##### Exercise data #####
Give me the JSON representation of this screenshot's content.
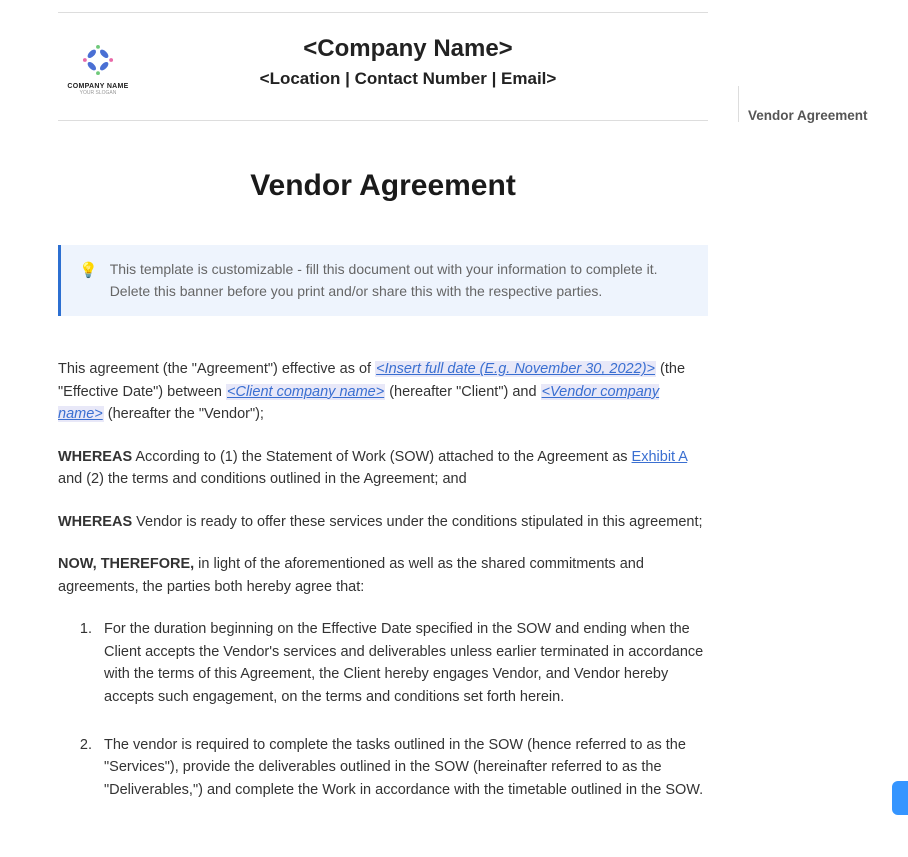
{
  "header": {
    "logo_text": "COMPANY NAME",
    "logo_subtext": "YOUR SLOGAN",
    "company_name_placeholder": "<Company Name>",
    "company_meta_placeholder": "<Location | Contact Number | Email>"
  },
  "toc": {
    "item1": "Vendor Agreement"
  },
  "doc": {
    "title": "Vendor Agreement"
  },
  "banner": {
    "text": "This template is customizable - fill this document out with your information to complete it. Delete this banner before you print and/or share this with the respective parties."
  },
  "intro": {
    "t1": "This agreement (the \"Agreement\") effective as of ",
    "ph_date": "<Insert full date (E.g. November 30, 2022)>",
    "t2": " (the \"Effective Date\") between ",
    "ph_client": "<Client company name>",
    "t3": " (hereafter \"Client\") and ",
    "ph_vendor": "<Vendor company name>",
    "t4": " (hereafter the \"Vendor\");"
  },
  "whereas1": {
    "label": "WHEREAS",
    "t1": " According to (1) the Statement of Work (SOW) attached to the Agreement as ",
    "link": "Exhibit A",
    "t2": " and (2) the terms and conditions outlined in the Agreement; and"
  },
  "whereas2": {
    "label": "WHEREAS",
    "t1": " Vendor is ready to offer these services under the conditions stipulated in this agreement;"
  },
  "therefore": {
    "label": "NOW, THEREFORE,",
    "t1": " in light of the aforementioned as well as the shared commitments and agreements, the parties both hereby agree that:"
  },
  "list": {
    "item1": "For the duration beginning on the Effective Date specified in the SOW and ending when the Client accepts the Vendor's services and deliverables unless earlier terminated in accordance with the terms of this Agreement, the Client hereby engages Vendor, and Vendor hereby accepts such engagement, on the terms and conditions set forth herein.",
    "item2": "The vendor is required to complete the tasks outlined in the SOW (hence referred to as the \"Services\"), provide the deliverables outlined in the SOW (hereinafter referred to as the \"Deliverables,\") and complete the Work in accordance with the timetable outlined in the SOW."
  }
}
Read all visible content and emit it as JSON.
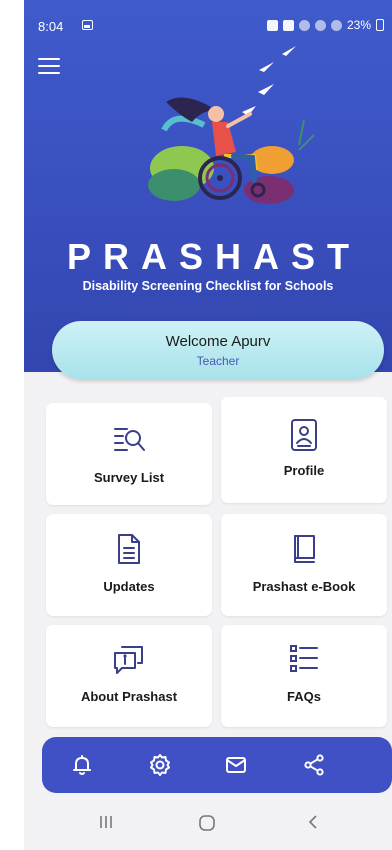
{
  "status_bar": {
    "time": "8:04",
    "battery": "23%"
  },
  "header": {
    "app_name": "PRASHAST",
    "tagline": "Disability Screening Checklist for Schools"
  },
  "welcome": {
    "name": "Welcome Apurv",
    "role": "Teacher"
  },
  "tiles": [
    {
      "label": "Survey List",
      "icon": "survey-list-icon"
    },
    {
      "label": "Profile",
      "icon": "profile-icon"
    },
    {
      "label": "Updates",
      "icon": "document-icon"
    },
    {
      "label": "Prashast e-Book",
      "icon": "book-icon"
    },
    {
      "label": "About Prashast",
      "icon": "info-chat-icon"
    },
    {
      "label": "FAQs",
      "icon": "list-icon"
    }
  ],
  "bottom_nav": [
    "bell-icon",
    "gear-icon",
    "mail-icon",
    "share-icon"
  ],
  "colors": {
    "primary": "#3f51c4",
    "welcome_bg": "#b8e8ee",
    "accent_text": "#4a56b8"
  }
}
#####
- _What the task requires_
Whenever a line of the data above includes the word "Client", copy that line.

- _Task response_
    "ph_client": "<Client company name>",
    "t3": " (hereafter \"Client\") and ",
    "item1": "For the duration beginning on the Effective Date specified in the SOW and ending when the Client accepts the Vendor's services and deliverables unless earlier terminated in accordance with the terms of this Agreement, the Client hereby engages Vendor, and Vendor hereby accepts such engagement, on the terms and conditions set forth herein.",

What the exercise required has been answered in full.